Monday, December 27, 2010
Ethan Frome, by Edith Wharton
Ethan Frome is an American Classic and required reading at High School, at least in this area. It's also been made into a film several times. So I think probably everyone knows the ending of the story. I do think it is one of Edith Wharton's better books. She began this short novel while in Paris as an exercise in French, around 1911. It is based on her long residence in the Berkshires, during which time she had come to know well the aspect dialect and mental and moral attitude of the hill people.
Wharton's novels and novellas that I have read so far have had an outside narrator to run the thread of the story and Ethan Frome is no different. As the other books I reviewed, Madame de Treymes. New Year's Day and one I will review False Dawn are all set in High Society, Ethan Frome is set in poor rural farming New England.
"That's my place", said Frome, with a sideway jerk of his lame elbow; and in the distress and oppression of the scene I did not know what to answer...
"The house was bigger in my father's time; I had to take down the 'L' a while back,"
I saw then that the unusually forlorn and stunted look of the house was partly due to the loss of what is known in New England as the "L"; that long deep-roofed adjunct usually built at right angles to the main house, and connecting it, by way of storerooms and tool-house, with the wood-shed and cowbarn. Whether because of its symbolic sense, the image it presents of a life linked with the soil, and enclosing in itself the chief sources of warmth and nourishment, or whether merely because of the consolatory thought that it enables the dwellers in that harsh climate to get to their morning's work without facing the weather, it is certain that the "L" rather than the house itself seems to be the centre, the actual hearth-stone of the New England farm...
I like the above passage because the house seems to represent their life, the core has been torn away from it.
In happier times when Ethan's father was alive he went to engineering college, but after his father died he had to come home to run the farm. His mother fell into a long illness and a distant cousin Zeena came to nurse his mother through her illness. It was said that if his mother had not died in winter, he may never of married Zeena but he did. She was about seven years older than him, and not long after getting married she herself sunk into a long time illness. Zeena either needs to be nursing, or be nursed. Early on they had wanted to sell the farm and move to town, for Ethan to pick up on his studies, but they could not sell the farm.
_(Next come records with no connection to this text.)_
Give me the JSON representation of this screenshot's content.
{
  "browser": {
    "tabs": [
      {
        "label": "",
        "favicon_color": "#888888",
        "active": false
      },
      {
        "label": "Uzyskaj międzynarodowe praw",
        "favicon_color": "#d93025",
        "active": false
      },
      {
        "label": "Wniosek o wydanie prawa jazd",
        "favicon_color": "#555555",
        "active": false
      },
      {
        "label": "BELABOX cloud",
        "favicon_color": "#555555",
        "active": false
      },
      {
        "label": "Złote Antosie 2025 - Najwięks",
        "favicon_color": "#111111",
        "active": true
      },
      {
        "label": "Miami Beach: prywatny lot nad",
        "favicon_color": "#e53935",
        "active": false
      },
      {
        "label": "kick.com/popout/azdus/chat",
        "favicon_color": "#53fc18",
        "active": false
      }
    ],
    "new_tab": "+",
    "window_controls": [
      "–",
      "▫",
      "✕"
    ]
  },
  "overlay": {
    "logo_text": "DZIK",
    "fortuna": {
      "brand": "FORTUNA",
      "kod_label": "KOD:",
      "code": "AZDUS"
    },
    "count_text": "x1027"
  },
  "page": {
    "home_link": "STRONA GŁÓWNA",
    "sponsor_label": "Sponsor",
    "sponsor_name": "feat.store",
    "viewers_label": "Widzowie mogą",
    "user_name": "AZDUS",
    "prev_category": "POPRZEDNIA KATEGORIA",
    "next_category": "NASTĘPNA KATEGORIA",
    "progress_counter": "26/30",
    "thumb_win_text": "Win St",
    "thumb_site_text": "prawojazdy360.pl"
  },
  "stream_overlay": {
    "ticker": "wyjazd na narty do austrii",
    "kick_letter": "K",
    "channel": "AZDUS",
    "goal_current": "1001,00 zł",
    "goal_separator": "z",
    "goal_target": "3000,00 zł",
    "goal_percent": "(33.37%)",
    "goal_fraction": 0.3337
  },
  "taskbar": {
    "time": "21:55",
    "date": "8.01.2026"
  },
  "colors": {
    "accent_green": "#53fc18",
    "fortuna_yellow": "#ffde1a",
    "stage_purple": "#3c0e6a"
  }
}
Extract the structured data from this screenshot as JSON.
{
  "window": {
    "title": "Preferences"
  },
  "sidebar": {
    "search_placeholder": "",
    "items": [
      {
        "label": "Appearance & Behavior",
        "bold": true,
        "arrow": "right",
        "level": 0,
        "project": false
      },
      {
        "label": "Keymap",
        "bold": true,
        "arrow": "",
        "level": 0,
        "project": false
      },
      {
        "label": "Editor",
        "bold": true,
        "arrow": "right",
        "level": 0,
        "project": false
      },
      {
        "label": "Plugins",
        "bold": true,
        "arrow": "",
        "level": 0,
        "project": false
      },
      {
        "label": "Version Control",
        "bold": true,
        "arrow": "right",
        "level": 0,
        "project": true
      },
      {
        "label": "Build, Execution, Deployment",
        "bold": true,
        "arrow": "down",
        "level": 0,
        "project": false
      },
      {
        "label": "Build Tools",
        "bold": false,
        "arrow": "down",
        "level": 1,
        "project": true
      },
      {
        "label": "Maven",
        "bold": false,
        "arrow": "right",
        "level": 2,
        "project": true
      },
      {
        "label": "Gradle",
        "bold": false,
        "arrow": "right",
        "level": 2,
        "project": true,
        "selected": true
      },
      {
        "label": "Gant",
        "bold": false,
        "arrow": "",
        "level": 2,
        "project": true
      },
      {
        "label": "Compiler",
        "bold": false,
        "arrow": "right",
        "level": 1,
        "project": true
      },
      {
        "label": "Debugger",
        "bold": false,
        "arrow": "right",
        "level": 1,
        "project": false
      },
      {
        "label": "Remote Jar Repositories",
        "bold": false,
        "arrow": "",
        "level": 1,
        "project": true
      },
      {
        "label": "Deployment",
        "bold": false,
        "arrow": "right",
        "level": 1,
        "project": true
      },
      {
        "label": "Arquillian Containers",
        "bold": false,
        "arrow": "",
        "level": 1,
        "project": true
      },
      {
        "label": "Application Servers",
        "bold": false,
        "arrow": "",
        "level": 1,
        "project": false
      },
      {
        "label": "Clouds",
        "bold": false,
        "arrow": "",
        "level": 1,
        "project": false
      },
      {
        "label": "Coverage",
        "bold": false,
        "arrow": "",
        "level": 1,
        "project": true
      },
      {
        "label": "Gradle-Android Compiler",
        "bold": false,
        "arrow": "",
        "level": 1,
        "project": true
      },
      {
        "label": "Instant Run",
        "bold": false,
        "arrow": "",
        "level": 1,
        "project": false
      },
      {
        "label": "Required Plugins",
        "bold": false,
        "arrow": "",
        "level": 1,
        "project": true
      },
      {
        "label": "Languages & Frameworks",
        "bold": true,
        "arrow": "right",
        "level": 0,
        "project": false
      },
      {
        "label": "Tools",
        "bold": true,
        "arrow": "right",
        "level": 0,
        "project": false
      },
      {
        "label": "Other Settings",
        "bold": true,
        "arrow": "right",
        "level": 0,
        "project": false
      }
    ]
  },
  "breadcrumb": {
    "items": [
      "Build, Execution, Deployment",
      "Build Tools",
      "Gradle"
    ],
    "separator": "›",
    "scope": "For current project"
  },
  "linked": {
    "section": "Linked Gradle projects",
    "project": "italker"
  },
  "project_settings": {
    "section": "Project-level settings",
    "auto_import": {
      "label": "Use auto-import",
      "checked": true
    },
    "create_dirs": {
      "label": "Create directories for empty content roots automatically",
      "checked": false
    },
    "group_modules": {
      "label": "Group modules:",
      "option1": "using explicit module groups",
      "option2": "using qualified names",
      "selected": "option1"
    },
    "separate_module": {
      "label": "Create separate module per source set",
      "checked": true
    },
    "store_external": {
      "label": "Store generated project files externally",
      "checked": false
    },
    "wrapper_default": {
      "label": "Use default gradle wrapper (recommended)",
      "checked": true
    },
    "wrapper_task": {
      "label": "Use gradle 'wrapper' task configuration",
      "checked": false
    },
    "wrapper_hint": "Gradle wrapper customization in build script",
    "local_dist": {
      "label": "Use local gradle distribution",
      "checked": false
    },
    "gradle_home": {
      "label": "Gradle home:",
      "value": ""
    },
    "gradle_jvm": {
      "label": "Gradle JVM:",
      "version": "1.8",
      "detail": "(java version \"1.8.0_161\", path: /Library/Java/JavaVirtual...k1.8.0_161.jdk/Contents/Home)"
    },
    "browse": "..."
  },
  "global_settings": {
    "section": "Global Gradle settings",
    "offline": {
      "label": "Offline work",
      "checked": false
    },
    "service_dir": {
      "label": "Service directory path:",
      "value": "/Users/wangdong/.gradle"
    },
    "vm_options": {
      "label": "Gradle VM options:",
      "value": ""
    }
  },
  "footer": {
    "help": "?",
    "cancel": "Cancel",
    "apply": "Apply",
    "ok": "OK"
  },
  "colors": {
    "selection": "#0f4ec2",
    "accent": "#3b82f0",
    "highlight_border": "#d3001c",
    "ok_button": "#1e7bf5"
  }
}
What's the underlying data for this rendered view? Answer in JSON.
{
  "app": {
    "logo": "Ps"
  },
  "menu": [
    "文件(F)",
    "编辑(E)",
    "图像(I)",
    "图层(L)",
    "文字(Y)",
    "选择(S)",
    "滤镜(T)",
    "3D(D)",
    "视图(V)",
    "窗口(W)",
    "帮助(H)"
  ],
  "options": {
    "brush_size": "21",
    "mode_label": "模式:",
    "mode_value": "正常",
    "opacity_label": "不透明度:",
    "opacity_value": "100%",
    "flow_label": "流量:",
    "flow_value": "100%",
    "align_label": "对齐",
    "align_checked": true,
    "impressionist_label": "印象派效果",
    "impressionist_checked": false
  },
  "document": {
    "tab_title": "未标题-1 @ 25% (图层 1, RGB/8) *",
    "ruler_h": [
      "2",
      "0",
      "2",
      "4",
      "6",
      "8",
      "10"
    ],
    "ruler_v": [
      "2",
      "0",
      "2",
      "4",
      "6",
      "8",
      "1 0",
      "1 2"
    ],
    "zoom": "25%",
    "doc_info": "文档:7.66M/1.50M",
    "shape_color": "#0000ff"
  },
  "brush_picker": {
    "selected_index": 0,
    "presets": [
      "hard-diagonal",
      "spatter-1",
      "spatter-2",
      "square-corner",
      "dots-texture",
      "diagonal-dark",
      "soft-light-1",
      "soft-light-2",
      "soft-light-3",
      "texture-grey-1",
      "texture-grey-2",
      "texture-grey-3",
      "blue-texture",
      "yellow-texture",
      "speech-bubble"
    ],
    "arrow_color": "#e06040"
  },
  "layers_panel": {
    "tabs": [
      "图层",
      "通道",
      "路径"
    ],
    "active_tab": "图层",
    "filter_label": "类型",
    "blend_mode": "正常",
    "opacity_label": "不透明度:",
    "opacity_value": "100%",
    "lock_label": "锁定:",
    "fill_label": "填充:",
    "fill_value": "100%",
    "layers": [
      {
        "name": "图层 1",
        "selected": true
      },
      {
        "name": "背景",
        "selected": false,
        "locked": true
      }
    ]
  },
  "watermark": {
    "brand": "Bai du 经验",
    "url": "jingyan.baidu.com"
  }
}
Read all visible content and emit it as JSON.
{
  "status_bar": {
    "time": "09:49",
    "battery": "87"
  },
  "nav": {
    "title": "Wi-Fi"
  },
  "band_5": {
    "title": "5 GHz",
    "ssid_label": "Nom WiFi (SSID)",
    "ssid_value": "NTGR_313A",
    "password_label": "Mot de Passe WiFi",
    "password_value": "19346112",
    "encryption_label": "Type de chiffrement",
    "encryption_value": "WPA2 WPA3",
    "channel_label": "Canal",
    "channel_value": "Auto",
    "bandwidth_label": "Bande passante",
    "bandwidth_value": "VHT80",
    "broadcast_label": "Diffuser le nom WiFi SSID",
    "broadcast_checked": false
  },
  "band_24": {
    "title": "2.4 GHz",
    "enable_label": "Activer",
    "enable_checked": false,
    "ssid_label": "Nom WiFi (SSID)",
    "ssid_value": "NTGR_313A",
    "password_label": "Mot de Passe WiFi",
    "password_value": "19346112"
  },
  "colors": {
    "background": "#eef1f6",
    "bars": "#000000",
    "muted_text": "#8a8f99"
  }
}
Zeena had always been what Starkfield called "sickly,"..
So indeed it was an isolated stark life at Starkfield Farm. You feel the hardness of life. The fact that they are trapped, both Zeena because a woman has to be married to have protection and basically just a place to live and Ethan who cannot sell the farm and resume his studies.
Zeena decides that she needs help and invites her cousin Mattie Silver to come and live with them. Her parents have died and she has run out of visiting all the family. It seems a good arrangement for both. Mattie has not been brought up to cook and clean and these come hard to her, plus the fact that she did not arrive in the best of health. But in the country she begins to bloom.
Zeena has taken note of Mattie and Ethan's growing closeness and makes remarks that one day Mattie will leave and marry, as Denis Eady has taken an interest in Mattie.
"I guess you're always late, now you shave every morning."
That thrust had frightened him more than any vague insinuations about Denis Eady...
Ethan looks after Mattie's interests, picking her up from the village dance. Watching other young couples going coasting.
"There was a whole lot of them coasting before the moon set," she said.
Zeena takes note of all this and arranges for Mattie to leave and another girl to come and nurse her, turning Mattie out on her own to fend for herself. Ethan is stunned, angry and helpless.
Coasting is sledding. There is a special hill with a giant elm half way down the run; which has to be navigated around, it is dangerous, but still all in the village go coasting.
Here is the stage.
It was a shy secret spot, full of the same dumb melancholy that Ethan felt in his heart.
"Matt! You be quiet! Don't you say it."
"There's never anybody been good to me but you."
"Don't say that either, when I can't lift a hand!"
On the slow drive to the train stop, they decide to take a coast, the one they had promised to take but never had.
He laughed contemptuously: "I could go down this coast with my eyes tied!" and she laughed with him, as if she liked his audacity. Nevertheless he sat still a moment, straining his eyes down the long hill for it was the most confusing hour of the evening, the hour when the last clearness from the upper sky is merged with the rising night in a blur that disguises landmarks and falsifies distances.
Earlier in the book you think that Ethan may just run off with Mattie, as there is mention of a man in the area who did just that. But Ethan is a man who knows his duty.
It's an interesting read, well written.